"The ‘Secularization’ Question and the United States in the 20th Century" by David A. Hollinger, in Church History: Studies in Christianity and Culture (Mar. 2001), The Divinity School, Duke Univ., P.O. Box 90975, Durham, N.C. 27708–0975.
There are two basic points of view about secularization in the United States, observes Hollinger, a historian at the University of California, Berkeley. According to the first, which is international and comparative, secularization made little headway in 20th-century America. The country remains "the most Christian of the major industrialized nations of the North Atlantic West." The second point of view is national and singular, and quite different from the first. It takes Christian cultural hegemony for the norm and argues that America drifted far from that norm in the course of the 20th century.
Of course, America is more secular than it was a century ago, and yet, Hollinger argues, Christianity continues to be a major force in the culture. (In the presidential campaign of 2000, voters got to choose between two major-party candidates who made their Christianity a part of their appeal.) A too narrow embrace of one or the other point of view can have, in Hollinger’s words, "striking intellectual and professional consequences." Thus, specialists in American religious history who adopt a master narrative of Christian decline in a national tradition "shoot themselves in the professional foot" and isolate themselves from an American historiography to which they could contribute more substantially if they acknowledged the continuing legacy, and indeed the vitality, of Christianity.
Hollinger expresses four "modest hopes" about the approach such scholars will take to the issue of secularization.

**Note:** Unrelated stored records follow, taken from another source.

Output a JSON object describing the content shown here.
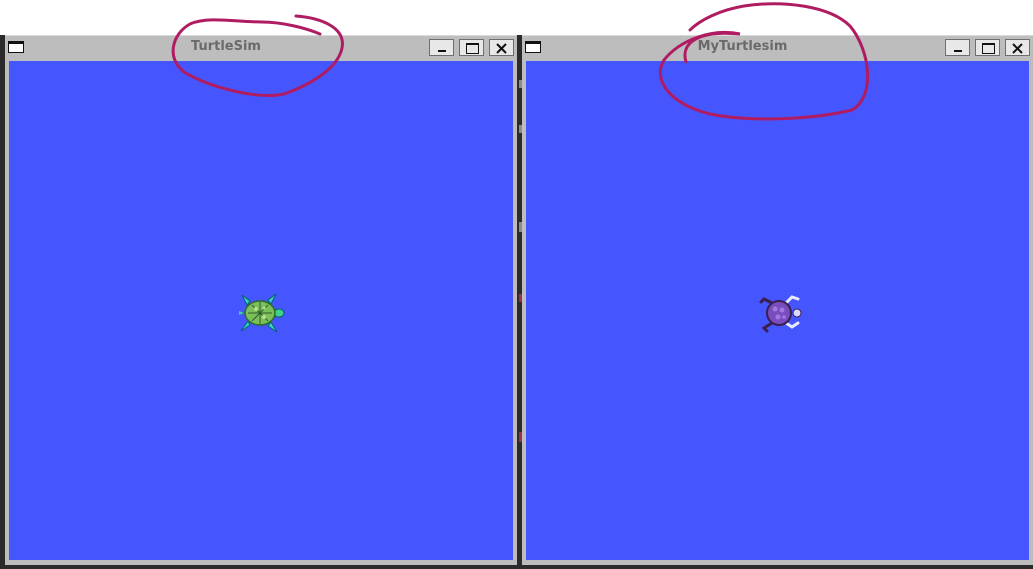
{
  "windows": [
    {
      "title": "TurtleSim",
      "background": "#4556ff",
      "turtle_icon": "green-turtle-icon",
      "controls": [
        "minimize-icon",
        "maximize-icon",
        "close-icon"
      ]
    },
    {
      "title": "MyTurtlesim",
      "background": "#4556ff",
      "turtle_icon": "purple-turtle-icon",
      "controls": [
        "minimize-icon",
        "maximize-icon",
        "close-icon"
      ]
    }
  ],
  "annotation": {
    "color": "#b01c62",
    "shape": "hand-drawn-circle"
  }
}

The first is that they will grapple with the question of why secular outlooks made so little headway in the United States in the 20th century by comparison with what occurred elsewhere in the Western industrialized world. His second hope is that historians will sharpen the discussion of secularization by using instead, in some specific contexts, the term "de-Christianization," which is a more accurate way of representing what has occurred. After all, the secularization to which church historians refer is most often "the decline in authority of one specific cultural program—that of Christianity."
Hollinger’s third hope is that studies of de-Christianization will confront directly the implications of the process for those who are not Christian to begin with, especially American Jews. Jews were victims, for example, of American higher education’s Christian hegemony, and they benefited by de-Christianization. That presents "an interpretive challenge," notes Hollinger, for those church historians who focus primarily on the downside of de-Christianization.
Finally, Hollinger hopes that "we can attend more directly to the cognitive superiority of science than some of the scholars who have the most to say about de-Christianization have proved willing to do." Science, in his view, is not on "an equal epistemic footing with other ways of looking at the world, all of which are then encouraged to respect each other under the ordinance of a genial pluralism." Time will tell whether the response to Hollinger’s "modest hopes," especially among the professional historians to whom they are addressed, will be genial at all.